"The fast growth experienced by many emerging markets can often feel unplanned and disruptive, which leads to increased concern about its impact on the local environment and society," said Georgette Tan, group head, communications, Asia-Pacific at MasterCard.

"This may be the key reason why consumers in emerging markets are more thoughtful when it comes to choosing products, brands and merchants that act ethically and are socially responsible. Another contributing factor could be that emerging markets are where a supply chain begins, so it is only natural for consumers in these countries to favor fair trade products and merchants that give back to local communities," said Tan.

Consumers in developed markets, on the other hand, may be less exposed to the impacts of environmental degradation and social strife, so these issues are not top-of-mind when shopping, said Tan.

In addition, the current generation of consumers in developed markets are likely to be one-step removed from the supply chain process, she added.

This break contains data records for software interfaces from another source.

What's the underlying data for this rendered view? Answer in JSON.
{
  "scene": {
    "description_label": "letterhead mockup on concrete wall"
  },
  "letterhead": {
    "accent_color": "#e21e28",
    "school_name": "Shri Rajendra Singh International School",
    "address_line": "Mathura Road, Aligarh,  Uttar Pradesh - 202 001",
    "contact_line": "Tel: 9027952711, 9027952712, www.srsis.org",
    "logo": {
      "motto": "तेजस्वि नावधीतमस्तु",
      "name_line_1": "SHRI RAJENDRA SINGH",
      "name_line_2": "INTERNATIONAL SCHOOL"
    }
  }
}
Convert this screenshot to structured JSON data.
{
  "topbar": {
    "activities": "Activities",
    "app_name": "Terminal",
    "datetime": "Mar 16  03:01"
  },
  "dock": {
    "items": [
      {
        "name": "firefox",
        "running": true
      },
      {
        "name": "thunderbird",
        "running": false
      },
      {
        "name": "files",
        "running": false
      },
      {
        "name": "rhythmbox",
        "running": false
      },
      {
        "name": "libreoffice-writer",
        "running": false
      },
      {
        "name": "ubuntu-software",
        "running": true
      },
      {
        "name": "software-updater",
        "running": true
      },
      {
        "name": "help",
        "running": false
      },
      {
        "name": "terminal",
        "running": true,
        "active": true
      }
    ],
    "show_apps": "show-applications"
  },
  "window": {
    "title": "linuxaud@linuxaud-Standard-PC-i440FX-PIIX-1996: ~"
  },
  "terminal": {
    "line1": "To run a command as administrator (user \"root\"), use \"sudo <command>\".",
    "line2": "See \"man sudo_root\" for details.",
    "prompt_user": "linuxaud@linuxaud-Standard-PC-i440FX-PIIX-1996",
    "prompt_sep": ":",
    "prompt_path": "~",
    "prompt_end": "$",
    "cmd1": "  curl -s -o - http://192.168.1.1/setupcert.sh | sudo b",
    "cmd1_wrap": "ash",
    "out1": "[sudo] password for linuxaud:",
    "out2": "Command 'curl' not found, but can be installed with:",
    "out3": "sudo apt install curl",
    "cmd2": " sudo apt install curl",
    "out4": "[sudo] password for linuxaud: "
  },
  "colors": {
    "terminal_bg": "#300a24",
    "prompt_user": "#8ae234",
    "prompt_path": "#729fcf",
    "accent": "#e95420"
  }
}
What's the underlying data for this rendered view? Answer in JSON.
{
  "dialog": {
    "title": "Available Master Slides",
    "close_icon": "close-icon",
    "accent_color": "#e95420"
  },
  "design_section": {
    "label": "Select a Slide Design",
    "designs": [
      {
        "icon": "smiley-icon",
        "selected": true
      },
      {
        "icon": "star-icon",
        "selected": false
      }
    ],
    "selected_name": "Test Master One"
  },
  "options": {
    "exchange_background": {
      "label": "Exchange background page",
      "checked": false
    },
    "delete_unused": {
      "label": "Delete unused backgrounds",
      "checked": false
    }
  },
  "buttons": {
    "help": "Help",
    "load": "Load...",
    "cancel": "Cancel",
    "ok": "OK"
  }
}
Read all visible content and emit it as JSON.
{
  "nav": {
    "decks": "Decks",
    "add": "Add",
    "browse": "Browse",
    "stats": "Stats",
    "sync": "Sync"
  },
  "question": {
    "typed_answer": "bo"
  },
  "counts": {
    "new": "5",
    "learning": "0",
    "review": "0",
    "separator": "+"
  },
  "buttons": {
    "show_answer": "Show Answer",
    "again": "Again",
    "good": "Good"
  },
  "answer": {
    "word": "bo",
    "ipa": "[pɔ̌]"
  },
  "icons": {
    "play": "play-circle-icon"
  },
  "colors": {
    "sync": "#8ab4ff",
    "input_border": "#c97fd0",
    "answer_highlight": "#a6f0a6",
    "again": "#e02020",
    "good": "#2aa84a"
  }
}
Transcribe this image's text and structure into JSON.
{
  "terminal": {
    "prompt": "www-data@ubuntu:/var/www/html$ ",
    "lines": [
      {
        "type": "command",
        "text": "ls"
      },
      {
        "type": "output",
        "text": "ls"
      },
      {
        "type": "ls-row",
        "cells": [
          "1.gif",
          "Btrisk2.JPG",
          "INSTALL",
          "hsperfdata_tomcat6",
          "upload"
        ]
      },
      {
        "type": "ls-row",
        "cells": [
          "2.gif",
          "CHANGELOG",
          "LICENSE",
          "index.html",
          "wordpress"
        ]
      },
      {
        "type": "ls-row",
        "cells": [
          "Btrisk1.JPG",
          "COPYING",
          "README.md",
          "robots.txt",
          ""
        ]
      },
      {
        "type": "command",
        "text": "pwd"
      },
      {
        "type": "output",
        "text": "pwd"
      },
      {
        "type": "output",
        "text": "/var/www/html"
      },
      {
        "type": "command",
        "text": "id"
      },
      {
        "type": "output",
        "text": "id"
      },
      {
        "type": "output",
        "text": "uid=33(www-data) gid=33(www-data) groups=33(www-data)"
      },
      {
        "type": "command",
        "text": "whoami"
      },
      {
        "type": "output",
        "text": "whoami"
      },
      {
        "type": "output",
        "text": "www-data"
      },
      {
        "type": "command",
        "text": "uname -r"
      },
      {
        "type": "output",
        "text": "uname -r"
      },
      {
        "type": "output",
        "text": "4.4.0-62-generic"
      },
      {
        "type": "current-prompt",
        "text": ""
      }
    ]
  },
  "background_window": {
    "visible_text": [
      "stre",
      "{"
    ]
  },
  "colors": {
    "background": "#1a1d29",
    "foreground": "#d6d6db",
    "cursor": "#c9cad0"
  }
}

The survey results are based on interviews with more than 7,000 consumers aged 18-64 across 14 markets in the region.